Missing data - There's actually quite a bit of missing data. With as many pieces of imagery that it takes to cover the whole Sky, there are bound to be little bits here and there that get left out, and I found about a hundred or so. There is no conspiracy to hide anything from anybody, if a piece of the Google Sky imagery is missing, you can find the data in a variety of other sources, SIMBAD is my favorite external source, because it provides access to many, many other sources of astronomical imagery. But it's also possible that the missing piece is present in Google Sky's imagery at other wavelengths. In the "Layers", "Featured Observatories", you can examine a piece of Sky at InfraRed, Microwave, UV, and X-Ray wavelengths.
Here's an example of missing data, this one's about 0.6 x 1.25 degrees:

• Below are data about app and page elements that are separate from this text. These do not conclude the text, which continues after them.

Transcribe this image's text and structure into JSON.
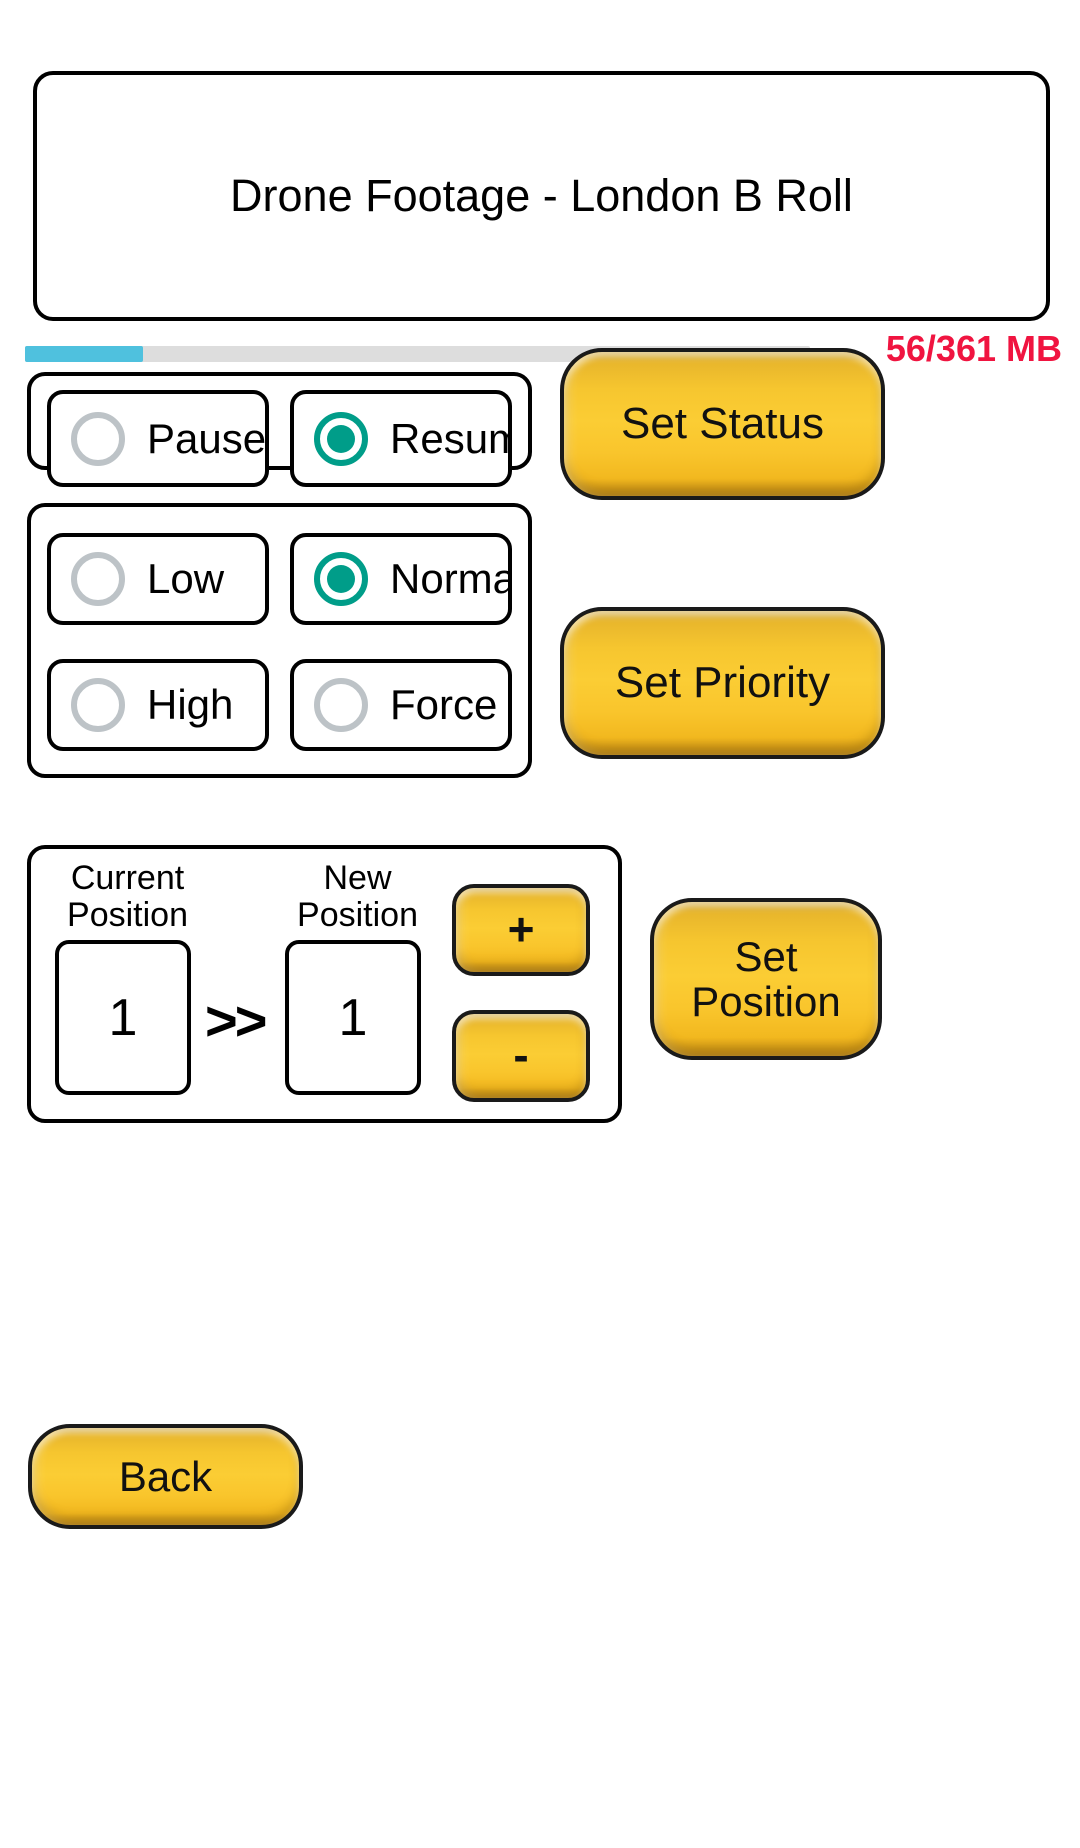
{
  "title": {
    "text": "Drone Footage - London B Roll"
  },
  "progress": {
    "percent": 15,
    "label": "56/361 MB",
    "fill_color": "#4fc1de",
    "track_color": "#dddddd",
    "label_color": "#f01440"
  },
  "status_group": {
    "options": [
      {
        "label": "Pause",
        "selected": false
      },
      {
        "label": "Resume",
        "selected": true
      }
    ],
    "action": {
      "label": "Set Status"
    }
  },
  "priority_group": {
    "options": [
      {
        "label": "Low",
        "selected": false
      },
      {
        "label": "Normal",
        "selected": true
      },
      {
        "label": "High",
        "selected": false
      },
      {
        "label": "Force",
        "selected": false
      }
    ],
    "action": {
      "label": "Set Priority"
    }
  },
  "position_group": {
    "current_caption": "Current\nPosition",
    "new_caption": "New\nPosition",
    "current_value": "1",
    "new_value": "1",
    "arrow": ">>",
    "increment_label": "+",
    "decrement_label": "-",
    "action": {
      "label": "Set\nPosition"
    }
  },
  "footer": {
    "back_label": "Back"
  },
  "theme": {
    "accent_teal": "#009d89",
    "radio_off": "#bdc3c7",
    "gold_mid": "#fbcd34",
    "gold_edge": "#c08a14",
    "outline": "#000000"
  }
}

Overexposures - In the SDSS imagery which covers about a third of the Northern Celestial Hemisphere, there are so many stars which are overexposed that I didn't even try to catalog them. You can see "rays" extending out from the star, but there is nothing in the sky, no actual, physical object, associated with those "rays"; they are a simple overexposure.
There are other kinds of overexposures and internal reflections, as well. PriceCollins called this one a "filmstrip", which is fitting, although it has nothing to do with a filmstrip.
Professional astronomical telescopes are so powerful that any bright star, even what would be a dim star to the naked eye, can overwhelm the sensitive light-gathering equipment, and create funny effects. Usually you cannot trust the imagery very close to any bright star. Gamma Hercules is a 4th magnitude star, not exceptionally bright by any stretch, but in the POSS imagery, it looks overwhelmingly bright. I call this one the "French Flag overexposure":
Other - There are lots of oddball blobs, smears, linear features, and things which don't fit neatly into any of the above categories. I suspect the mere process of handling the vast quantity of data, from capturing the images on three separate photographic plates with three different filters, developing and processing those plates, digitizing the photo plates into a digital electronic file, transmitting those files around, "stitching" the images together to form a celestial sphere, then compiling them onto a server and finally presenting them over the Web, there are just too many ways little errors can creep into the data. Usually, if I'm interested, I can check the location against external astro data sources, and verify that whatever we're looking at is a spurious glitch, not some real astronomical object, but I haven't taken the time to research all of the features I've been presented with. Here are some examples:
Scratch in the photographic plate:
Bad data, verified nothing present through external data sources:
Another verified piece of bad data; no corresponding object in the SIMBAD database, and one image out of 21 from an Aladin search, showing this is actually a large hairball or piece of fabric:
Another verified piece of bad data; no corresponding object in 14 images from ALADIN:
Remember, folks, the Google Sky data is a wonderful, amazing collection of astronomical imagery which would have seemed completely unimaginable as little as 50 years ago. But it is a human enterprise, ultimately, with human beings involved at every step of the process. Below is a picture of astrophysicist Dr. Miriam Rengel, who has given me permission to use the picture to illustrate the process of digitizing a photographic plate. You can see her using a paintbrush to clean the photographic plate prior to placing it in the digitizer machine in the background. It's obviously not a "clean room" process, and it is surely possible for lint, dust, fingerprints, scratches, or any of a variety of other extraneous material to get into the digitized image.
This Compendium is a work in progress, so if you have something to add, by all means do so. Either send me a PM with a placemark, or simply add a post to the bottom of this thread, and I'll incorporate your additions to my collection. And thank you in advance.
Good luck, and have fun!
_________________________ Wherever you go, there you are.